Sublime Seeley dominates at North West 200 with four wins and a second. Glenn Irwin took the feature Superbike race title and disaster struck for McGuinness
Bikes of Burden
We’ve had the pleasure of catching up with Hans Kemp the Dutch photographer of the impressive coffee table must-have photo book, Bikes of Burden – a tribute to Vietnamese motorcycle riders who use their bikes to inventively to carry some unimaginable cargo. You’ve got to see them to believe it, and we clearly don’t recommend trying any of these yourselves…
Thanks for your time today Hans, some quite unbelievable photographs here! Can you tell us the inspiration for this incredible project?
A customer of mine wanted me to take a few photographs of stuff that people carried on bikes in Vietnam, for a gift to a manager returning home. I took the images and just continued the project, realizing there was so much variety. I had been living in Vietnam for quite a few years by that time and saw these things every day. Sometimes you need an external eye-opener to appreciate what you see everyday.
Why do you think these photos appeal to people?
The tenacity of the people is inspiring. The humour is undeniable. And it is so common. Everyone who visits the country will witness at least some of it.
Mostly behind the window of a car or bus so very hard to photograph. People connect to these photos because it is part of their own experience.
How would you describe the Vietnamese’s relationship with the motorcycle?
Motorbikes are a relatively cheap and fast mode of transport on the clogged up streets of Vietnam. This combination and the abundance of small businesses make it an ideal form of transport. For the Vietnamese a motorbike is an essential part of everyday life. It is one of the first items on the wish list.
How did you go about getting these shots? We assume you were on motorbike yourself…
I travelled on the back of motorbikes for hours and hours and days and weeks. In Vietnam motorbike taxis are a common form of transport. They are called xe ôm, meaning vehicle hugging. It is a reference to the passenger holding on to the motorbike driver for a safe journey.
I had a favourite xe ôm driver, his name was Minh, I tried to use as often as possible.

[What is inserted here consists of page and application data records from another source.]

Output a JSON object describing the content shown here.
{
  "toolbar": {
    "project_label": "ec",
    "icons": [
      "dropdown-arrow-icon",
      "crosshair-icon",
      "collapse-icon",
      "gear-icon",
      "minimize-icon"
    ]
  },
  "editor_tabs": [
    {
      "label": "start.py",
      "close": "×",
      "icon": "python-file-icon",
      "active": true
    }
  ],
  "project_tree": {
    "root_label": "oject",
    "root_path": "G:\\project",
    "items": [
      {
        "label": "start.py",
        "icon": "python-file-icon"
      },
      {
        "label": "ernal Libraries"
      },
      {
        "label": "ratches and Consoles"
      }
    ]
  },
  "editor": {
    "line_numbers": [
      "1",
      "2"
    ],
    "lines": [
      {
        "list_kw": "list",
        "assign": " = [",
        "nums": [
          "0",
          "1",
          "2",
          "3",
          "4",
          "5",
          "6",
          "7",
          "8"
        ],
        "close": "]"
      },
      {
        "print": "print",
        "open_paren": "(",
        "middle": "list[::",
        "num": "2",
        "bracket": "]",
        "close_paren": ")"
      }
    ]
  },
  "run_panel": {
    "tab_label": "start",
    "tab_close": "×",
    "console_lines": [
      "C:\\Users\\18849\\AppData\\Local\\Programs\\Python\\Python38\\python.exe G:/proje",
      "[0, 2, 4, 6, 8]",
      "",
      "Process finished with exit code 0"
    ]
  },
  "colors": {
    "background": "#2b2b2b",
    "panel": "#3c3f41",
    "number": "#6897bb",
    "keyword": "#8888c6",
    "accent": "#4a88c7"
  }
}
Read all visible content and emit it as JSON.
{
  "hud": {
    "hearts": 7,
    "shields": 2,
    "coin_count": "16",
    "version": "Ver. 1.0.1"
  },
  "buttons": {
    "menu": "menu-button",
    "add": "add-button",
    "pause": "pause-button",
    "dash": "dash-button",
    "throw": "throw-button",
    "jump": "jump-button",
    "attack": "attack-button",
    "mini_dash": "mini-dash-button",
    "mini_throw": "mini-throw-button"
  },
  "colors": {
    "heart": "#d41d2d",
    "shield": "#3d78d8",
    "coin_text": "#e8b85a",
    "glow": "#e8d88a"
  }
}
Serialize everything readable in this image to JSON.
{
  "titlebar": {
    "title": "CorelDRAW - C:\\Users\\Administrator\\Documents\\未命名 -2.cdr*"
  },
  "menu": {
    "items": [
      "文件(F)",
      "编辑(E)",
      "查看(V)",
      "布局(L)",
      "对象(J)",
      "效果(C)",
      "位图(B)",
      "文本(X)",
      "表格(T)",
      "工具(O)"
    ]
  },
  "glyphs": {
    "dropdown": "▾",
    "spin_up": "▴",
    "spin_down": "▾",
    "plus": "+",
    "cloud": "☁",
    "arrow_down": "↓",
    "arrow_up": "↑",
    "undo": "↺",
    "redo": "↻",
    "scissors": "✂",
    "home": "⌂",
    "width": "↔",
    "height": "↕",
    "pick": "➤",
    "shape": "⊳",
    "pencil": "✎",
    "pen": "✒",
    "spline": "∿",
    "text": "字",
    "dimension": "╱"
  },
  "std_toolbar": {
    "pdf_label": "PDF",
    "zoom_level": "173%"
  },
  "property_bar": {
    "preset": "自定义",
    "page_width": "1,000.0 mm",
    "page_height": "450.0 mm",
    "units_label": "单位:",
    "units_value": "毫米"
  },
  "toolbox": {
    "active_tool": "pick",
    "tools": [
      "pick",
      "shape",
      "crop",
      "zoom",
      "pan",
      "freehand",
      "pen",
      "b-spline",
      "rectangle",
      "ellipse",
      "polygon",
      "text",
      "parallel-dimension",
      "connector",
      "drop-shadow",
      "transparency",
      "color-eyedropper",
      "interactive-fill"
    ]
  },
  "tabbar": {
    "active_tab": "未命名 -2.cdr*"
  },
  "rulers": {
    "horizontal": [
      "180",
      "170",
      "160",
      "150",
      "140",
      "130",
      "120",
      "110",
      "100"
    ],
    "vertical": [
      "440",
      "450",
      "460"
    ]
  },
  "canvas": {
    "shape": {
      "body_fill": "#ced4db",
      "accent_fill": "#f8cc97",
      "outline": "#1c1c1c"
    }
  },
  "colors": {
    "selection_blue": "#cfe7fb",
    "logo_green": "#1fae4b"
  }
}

He was a safe driver and helped me to spot subjects to photograph. We would go out in the early morning and just cruise the streets of Saigon and when we saw an interesting load on a bike we did a u-turn and chased the other bike. Once we caught up we would drive parallel and I would take the photograph. This was not always easy as some of the bikes drove really fast – they get paid by the load delivered so the quicker they are the more money they make – or oncoming traffic made the chase dangerous.
So, what bike were you on?
On the back of a Honda SuperCub 70 or Honda Dream or similar. In the end it was a pain in the butt (literally), after hours of being seated like that.
Did you ever speak to the people in your photos?
Everyone is driving along with a delivery to be made. No time to stop at all. No time to object to being photographed either though by far most of the drivers reacted bemused that a foreigner thought it worth photographing what they considered so normal.
Did anyone object to their photo being taken? Any worrying encounters?
No objections though I once saw a prisoner being transported on a bike, wearing a striped uniform, seated in between two police men, the last one with a machine gun casually slung across his back. I shied away from photographing this. Wish I had though.
This book is often described as great for the coffee table. What do you think makes a good ‘coffee table book’?
A topic that grabs people and is a good conversation starter, executed with a mastery of light and composition accompanied by an interesting and informative text, printed to a high standard.
Do you have any future motorbike related projects coming up? If not, what is in the pipeline?
Not really any idea for motorbike related projects. I did a similar book on transport in Cambodia with Irish photographer and Phnom Penh resident Conor Wall. Not so many motorbikes in that book (called Carrying Cambodia) but a lot of other crazy transport.
I like to travel and work on projects. Last year I completed a book about Myanmar called Burmese Light together with acclaimed author Tom Vater and I am working on a long term project about spirits and spirit possession, spirit mediums and trance all across Asia.
Thanks for your time Hans, fantastic photos!
Want to add Bikes of Burden to your coffee table? It’s available here.